According to author/historian Martin Grams, actor Canada Lee was a guest in episodes 32 and 60. Martin Gabel appeared in character in episode 82. The first 23 broadcasts went under the title "CBS Is There" and beginning with episode 24, the title changed to "You Are There". A total of 90 episodes were broadcast. Only 75 episodes are known to exist in recorded form.
The radio program made a transition to television in 1953, with Walter Cronkite as the regular host. Reporters included veteran radio announcers Dick Joy and Harlow Wilcox. The first telecast took place on February 1, 1953 and featured a re-enactment of the Hindenburg disaster. The final telecast took place on October 13, 1957.
Originally telecast live, most of the later episodes were produced on film. One of the episodes, for instance, features actor Pat Conway as James J. Corbett, the boxer who fought champion John L. Sullivan in 1892.
The series also featured various key events in American and World history, portrayed in dramatic recreations. Additionally, CBS News reporters, in modern-day suits, would report on the action and interview the protagonists of each of the historical episodes. Each episode would begin with the characters setting the scene. Cronkite, from his anchor desk in New York, would give a few words on what was about to happen. An announcer would then give the date and the event, followed by a loud and boldly spoken "You Are There!"
At the end of the program, after Cronkite summarizes what happened in the preceding event, he reminded viewers, "What sort of day was it? A day like all days, filled with those events that alter and illuminate our times... all things are as they were then, and you were there."
The program was seen again on Saturday morning as a videotaped color program from 1971 to 1972. The format of the revival was basically the same as the original versions. These programs were also hosted by Cronkite. Both series were produced by CBS News.
From 2000 to 2005, Cronkite presented a series of essays for National Public Radio, reflecting on various key events of his life, including his involvement in You Are There in the 1950s.
22 episodes of the 1950s version of You Are There are available on DVD from Woodhaven Entertainment. The 1970s version is currently not available on video or DVD. Chicago's Museum of Broadcast Communications has 20 episodes available for on-site viewing only. Both versions have also been made available to schools on 16mm film for educational purposes.

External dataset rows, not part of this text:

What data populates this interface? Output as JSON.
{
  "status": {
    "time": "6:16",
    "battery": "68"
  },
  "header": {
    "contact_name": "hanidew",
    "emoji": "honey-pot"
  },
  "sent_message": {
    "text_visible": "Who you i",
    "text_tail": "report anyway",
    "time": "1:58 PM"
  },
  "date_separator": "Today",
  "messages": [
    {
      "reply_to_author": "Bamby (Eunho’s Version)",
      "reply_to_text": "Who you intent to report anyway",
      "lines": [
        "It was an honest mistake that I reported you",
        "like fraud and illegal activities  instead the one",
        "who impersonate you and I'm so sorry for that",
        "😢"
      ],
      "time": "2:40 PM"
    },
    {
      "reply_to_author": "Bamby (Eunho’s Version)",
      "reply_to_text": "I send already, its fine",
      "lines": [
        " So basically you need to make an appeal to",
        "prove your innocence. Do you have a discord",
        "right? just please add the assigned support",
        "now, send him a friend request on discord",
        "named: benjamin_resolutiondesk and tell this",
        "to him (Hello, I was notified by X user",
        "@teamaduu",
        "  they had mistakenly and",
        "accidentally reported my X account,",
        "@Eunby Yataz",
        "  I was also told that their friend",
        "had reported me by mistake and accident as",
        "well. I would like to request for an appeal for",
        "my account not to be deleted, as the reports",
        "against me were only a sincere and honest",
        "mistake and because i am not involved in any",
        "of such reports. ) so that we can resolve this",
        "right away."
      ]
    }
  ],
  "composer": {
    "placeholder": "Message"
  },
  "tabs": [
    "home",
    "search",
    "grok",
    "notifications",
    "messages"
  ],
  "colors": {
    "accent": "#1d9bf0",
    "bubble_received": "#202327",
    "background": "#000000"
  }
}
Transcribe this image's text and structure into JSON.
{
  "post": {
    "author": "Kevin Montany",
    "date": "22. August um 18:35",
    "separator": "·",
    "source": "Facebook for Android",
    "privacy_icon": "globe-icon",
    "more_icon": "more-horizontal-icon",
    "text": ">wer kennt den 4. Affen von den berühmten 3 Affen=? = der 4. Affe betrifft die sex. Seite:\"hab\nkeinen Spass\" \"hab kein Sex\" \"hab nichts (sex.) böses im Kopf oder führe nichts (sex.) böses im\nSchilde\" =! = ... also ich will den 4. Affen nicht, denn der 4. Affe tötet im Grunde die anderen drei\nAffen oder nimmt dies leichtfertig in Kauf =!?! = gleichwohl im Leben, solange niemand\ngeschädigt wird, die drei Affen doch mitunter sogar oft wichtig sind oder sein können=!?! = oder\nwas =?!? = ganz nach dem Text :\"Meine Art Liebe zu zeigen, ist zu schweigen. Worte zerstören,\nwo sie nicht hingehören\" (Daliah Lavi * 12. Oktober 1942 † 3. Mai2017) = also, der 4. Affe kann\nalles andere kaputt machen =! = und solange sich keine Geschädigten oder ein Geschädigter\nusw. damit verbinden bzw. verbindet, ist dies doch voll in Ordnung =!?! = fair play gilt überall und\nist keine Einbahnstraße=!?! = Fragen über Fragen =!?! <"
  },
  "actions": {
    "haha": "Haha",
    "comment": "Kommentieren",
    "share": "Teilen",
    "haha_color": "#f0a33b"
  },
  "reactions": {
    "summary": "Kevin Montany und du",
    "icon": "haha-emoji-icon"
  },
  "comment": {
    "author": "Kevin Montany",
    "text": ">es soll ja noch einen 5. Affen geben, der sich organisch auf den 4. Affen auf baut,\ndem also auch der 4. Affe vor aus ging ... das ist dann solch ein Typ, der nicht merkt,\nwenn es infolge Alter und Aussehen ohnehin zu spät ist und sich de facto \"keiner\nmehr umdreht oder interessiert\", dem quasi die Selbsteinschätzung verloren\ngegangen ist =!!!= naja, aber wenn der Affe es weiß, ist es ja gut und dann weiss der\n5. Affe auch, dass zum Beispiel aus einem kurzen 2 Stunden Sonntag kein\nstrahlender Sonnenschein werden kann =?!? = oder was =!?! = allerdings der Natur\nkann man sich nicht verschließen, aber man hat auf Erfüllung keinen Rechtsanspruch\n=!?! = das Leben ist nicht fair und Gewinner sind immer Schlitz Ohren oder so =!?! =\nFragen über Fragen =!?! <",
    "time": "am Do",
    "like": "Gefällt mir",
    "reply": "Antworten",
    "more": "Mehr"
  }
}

Some episodes of the radio and television version are available for sale commercially. CBS retains the copyrights.
In popular culture 
- The 1950s edition was briefly parodied in a Merrie Melodies cartoon, Wideo Wabbit, featuring Bugs Bunny and Elmer Fudd, as Fudd's pursuit of Bugs lands him in a re-enactment of Custer's Last Stand.
- On one of the "Classic 39" episodes of The Honeymooners, Art Carney as Norton---hearing Jackie Gleason as Ralph say he had a plan to get wife Alice (Audrey Meadows) to give him the money to go on the Raccoon Lodge convention---launched into this soliloquy parodying You Are There's famous catchphrase: May 3, 1953. Ralph Kramden . . . in search . . . for money . . . for capital . . . to enter his No-Cal Pizzeria . . . He says, "I have a sure-fire plan of getting the money, it can't fail!" . . . Alice Kramden says, "No!" . . . unquote . . . all things are as they were then, except you are there!
- The series was parodied on The Ernie Kovacs Show as "Vas You Dere?" The cast performed a lampoon of the stabbing of Julius Caesar, presented as a carnival act.
- The series was parodied on The Electric Company in a sketch titled You Weren't There. "You weren't born yet, you were out of town, or you just weren't paying attention," says the narrator.
- The Complete Directory to Prime Time Network and Cable TV Shows, 1946 – Present by Tim Brooks and Earle Marsh (Ballantine Books, New York, 1995)
- Radio Drama: American Programs, 1932–1962 by Martin Grams (McFarland & Company, Inc., Publishers, North Carolina, 2000)